AIM OF THE EXERCISE: Copy every line of the data that contains the string "selected".

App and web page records
○ ○ ○ ○ ○

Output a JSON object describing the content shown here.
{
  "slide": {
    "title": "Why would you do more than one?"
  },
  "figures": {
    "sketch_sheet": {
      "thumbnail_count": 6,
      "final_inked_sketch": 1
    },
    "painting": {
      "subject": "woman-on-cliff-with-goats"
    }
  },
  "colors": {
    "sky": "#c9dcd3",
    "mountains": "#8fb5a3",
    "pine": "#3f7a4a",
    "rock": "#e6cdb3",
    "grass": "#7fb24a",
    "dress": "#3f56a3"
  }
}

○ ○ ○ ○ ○

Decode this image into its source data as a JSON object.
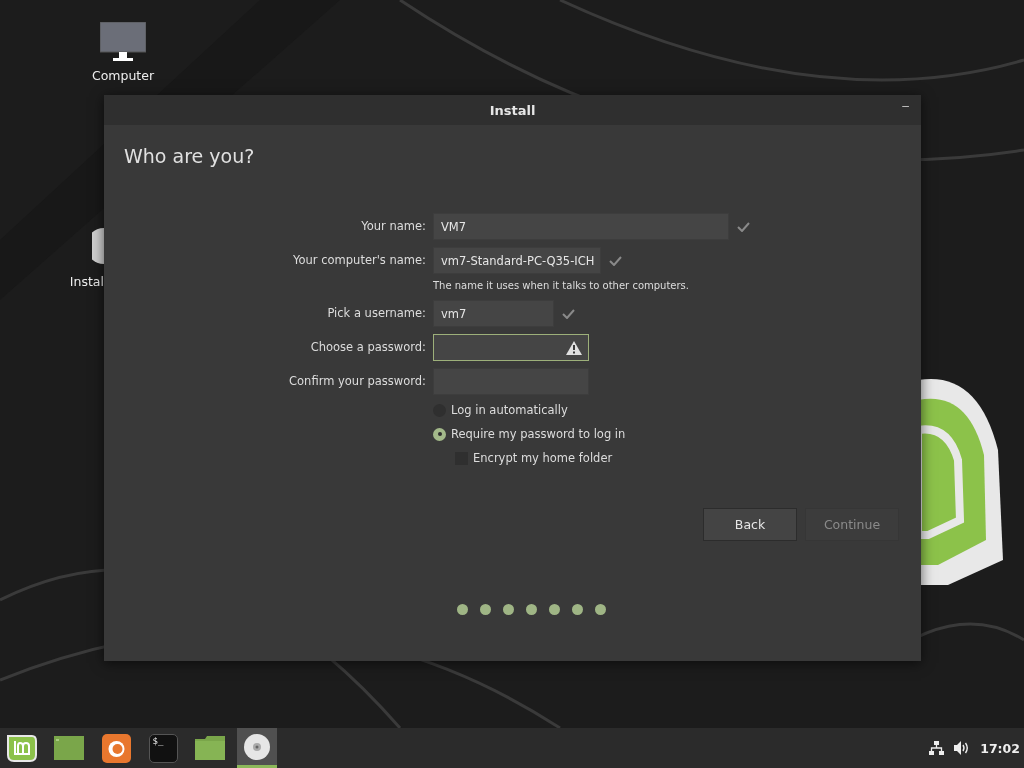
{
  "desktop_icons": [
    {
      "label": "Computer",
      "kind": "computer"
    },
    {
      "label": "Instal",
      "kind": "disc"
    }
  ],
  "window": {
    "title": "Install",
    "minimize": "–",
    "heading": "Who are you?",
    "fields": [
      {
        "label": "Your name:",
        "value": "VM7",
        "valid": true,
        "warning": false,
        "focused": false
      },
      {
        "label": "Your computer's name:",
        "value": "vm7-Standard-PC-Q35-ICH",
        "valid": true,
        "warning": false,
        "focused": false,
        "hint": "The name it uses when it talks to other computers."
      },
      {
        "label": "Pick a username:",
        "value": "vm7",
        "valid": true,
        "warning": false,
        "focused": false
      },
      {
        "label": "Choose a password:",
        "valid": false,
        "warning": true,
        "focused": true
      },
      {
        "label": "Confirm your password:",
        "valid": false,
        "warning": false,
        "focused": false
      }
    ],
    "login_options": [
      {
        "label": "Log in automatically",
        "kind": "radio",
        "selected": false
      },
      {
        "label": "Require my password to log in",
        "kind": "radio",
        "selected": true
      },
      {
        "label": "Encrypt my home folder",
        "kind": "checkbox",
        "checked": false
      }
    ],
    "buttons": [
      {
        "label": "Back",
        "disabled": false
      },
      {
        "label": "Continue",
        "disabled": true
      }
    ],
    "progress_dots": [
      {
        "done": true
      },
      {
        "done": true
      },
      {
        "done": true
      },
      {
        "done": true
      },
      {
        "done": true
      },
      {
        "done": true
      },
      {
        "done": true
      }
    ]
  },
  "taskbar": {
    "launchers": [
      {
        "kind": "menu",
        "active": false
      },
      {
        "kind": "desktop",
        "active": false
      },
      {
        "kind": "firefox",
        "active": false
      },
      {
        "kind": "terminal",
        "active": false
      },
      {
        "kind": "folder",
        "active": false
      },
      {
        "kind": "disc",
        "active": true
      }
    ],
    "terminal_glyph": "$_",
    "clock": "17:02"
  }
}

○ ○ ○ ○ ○

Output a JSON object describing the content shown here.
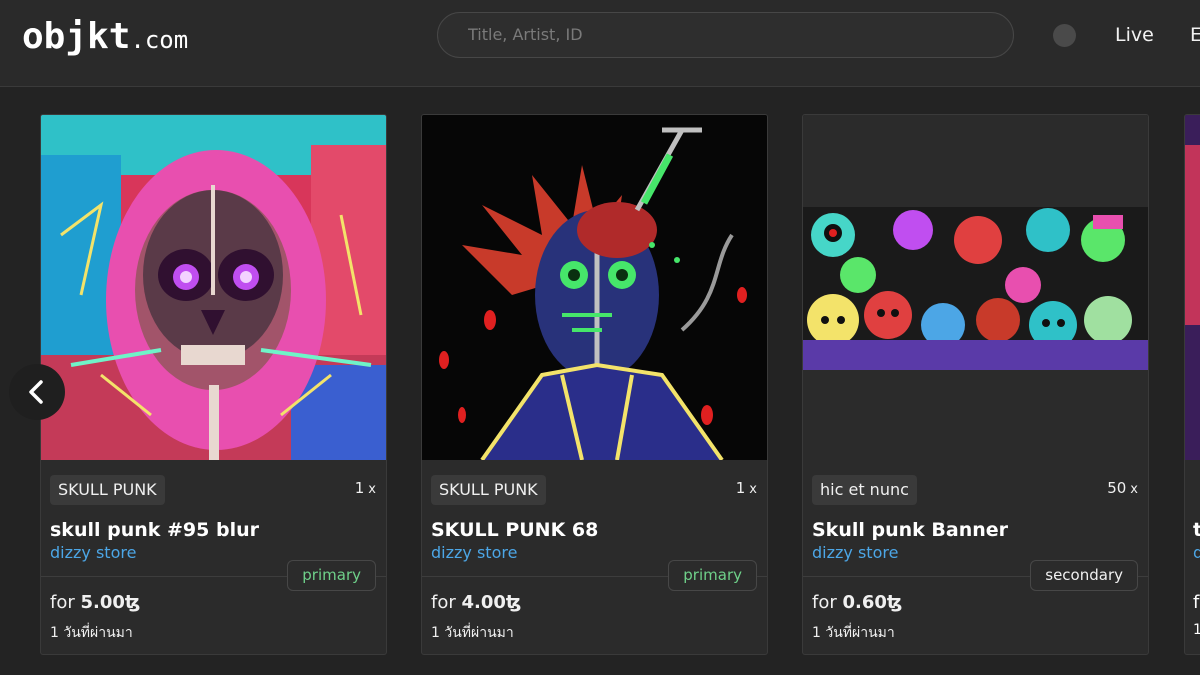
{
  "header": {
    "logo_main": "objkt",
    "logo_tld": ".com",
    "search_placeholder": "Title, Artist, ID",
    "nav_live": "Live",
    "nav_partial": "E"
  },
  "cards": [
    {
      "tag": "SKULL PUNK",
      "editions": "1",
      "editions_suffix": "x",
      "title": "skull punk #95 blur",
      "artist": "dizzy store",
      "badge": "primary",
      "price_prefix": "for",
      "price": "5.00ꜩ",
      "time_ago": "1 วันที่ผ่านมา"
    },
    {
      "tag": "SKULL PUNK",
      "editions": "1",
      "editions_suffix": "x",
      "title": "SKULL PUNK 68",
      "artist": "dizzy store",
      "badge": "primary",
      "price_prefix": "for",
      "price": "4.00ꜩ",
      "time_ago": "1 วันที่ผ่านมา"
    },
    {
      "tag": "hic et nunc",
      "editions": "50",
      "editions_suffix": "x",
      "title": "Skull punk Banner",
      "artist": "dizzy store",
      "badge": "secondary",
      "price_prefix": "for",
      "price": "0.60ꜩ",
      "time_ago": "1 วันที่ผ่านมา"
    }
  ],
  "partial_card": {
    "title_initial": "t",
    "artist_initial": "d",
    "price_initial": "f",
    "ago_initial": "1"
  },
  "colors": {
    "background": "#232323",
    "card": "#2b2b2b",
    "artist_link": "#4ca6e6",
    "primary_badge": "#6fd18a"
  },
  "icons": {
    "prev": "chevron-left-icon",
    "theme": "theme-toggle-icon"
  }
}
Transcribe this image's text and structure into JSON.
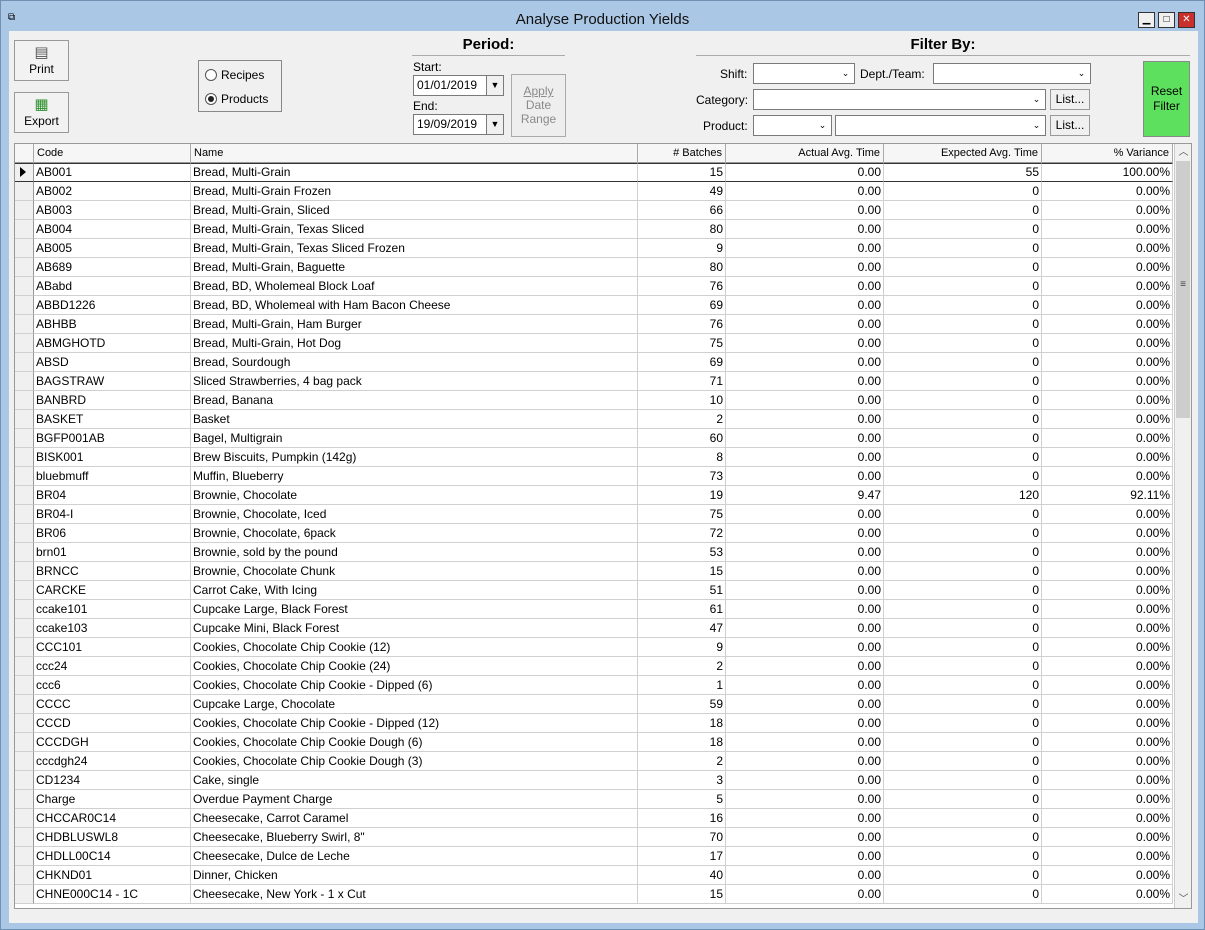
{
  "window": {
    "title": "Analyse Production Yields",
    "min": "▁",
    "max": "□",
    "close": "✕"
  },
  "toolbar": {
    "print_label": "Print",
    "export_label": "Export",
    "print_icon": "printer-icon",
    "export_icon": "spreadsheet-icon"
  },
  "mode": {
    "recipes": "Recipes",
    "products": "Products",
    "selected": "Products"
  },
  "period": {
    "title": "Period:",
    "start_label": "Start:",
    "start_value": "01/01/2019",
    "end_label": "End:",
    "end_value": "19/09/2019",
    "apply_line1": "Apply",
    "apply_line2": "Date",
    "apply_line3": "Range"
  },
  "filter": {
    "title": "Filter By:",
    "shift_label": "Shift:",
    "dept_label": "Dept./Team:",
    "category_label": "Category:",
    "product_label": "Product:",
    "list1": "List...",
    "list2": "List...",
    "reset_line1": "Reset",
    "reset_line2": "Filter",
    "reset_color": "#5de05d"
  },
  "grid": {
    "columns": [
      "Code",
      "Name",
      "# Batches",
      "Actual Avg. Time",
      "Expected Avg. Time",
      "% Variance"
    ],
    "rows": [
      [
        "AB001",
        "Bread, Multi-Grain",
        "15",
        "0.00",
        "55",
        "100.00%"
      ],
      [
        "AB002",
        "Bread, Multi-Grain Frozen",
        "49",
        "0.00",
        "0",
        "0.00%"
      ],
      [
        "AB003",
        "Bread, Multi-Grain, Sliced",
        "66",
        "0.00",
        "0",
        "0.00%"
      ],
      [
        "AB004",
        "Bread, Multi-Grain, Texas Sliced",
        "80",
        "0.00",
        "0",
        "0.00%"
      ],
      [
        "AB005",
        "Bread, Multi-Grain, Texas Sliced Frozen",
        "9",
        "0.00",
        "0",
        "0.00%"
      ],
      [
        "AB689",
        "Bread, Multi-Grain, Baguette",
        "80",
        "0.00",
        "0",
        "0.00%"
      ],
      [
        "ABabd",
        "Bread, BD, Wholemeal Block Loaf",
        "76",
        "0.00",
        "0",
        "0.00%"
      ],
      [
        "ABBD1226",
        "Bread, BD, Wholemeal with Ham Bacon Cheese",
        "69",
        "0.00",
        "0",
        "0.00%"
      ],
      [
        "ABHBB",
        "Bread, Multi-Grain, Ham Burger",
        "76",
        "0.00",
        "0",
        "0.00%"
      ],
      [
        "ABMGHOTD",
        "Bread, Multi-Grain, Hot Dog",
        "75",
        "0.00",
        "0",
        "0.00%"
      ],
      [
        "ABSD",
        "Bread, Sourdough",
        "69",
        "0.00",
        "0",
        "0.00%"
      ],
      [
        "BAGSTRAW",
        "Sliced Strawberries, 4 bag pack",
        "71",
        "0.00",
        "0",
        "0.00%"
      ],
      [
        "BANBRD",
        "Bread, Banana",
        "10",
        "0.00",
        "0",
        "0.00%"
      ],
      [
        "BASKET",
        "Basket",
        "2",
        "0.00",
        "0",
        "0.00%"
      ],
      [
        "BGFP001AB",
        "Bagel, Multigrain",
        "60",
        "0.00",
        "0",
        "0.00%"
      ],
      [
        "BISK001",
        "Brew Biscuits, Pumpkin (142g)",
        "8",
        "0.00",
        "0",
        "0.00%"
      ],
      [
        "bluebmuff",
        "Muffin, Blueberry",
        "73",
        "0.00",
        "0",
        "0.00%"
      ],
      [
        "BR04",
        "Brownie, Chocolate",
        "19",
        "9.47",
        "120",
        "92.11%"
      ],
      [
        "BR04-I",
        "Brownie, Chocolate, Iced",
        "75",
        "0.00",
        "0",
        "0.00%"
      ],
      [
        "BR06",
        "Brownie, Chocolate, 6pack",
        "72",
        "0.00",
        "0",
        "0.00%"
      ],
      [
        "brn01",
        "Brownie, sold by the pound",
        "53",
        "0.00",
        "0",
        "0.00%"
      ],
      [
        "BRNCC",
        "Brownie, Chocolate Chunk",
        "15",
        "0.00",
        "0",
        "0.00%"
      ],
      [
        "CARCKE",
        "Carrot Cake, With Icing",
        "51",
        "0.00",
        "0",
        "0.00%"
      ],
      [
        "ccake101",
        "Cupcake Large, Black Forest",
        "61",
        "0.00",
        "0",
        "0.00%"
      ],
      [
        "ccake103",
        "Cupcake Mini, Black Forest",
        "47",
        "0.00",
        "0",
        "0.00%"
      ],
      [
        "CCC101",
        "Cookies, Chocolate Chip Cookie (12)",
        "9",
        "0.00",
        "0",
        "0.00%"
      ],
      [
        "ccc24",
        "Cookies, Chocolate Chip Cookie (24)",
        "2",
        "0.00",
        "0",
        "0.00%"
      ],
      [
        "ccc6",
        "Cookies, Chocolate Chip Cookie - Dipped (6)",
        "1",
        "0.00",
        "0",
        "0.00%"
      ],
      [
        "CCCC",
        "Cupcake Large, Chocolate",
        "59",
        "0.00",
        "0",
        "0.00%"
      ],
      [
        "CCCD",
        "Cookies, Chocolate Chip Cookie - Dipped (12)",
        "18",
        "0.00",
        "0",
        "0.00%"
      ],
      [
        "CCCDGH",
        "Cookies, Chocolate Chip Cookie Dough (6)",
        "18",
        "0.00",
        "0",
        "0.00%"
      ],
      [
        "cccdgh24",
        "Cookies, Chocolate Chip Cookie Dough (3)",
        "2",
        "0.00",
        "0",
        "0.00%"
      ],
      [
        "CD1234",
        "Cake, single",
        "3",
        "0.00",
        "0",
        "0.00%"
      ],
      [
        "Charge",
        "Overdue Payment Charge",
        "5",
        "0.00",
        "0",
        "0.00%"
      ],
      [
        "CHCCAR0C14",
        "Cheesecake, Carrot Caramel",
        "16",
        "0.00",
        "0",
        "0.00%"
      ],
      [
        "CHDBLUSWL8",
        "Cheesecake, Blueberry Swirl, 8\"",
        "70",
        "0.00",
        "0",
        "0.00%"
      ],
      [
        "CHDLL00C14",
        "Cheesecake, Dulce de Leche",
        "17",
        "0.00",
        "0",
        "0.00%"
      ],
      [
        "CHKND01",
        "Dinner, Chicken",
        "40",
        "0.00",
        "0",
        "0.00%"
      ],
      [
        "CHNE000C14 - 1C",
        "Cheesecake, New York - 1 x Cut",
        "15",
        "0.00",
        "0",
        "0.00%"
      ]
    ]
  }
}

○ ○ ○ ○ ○

OUTPUT:
        "selected": false
        "selected": true
    "selected": "Products"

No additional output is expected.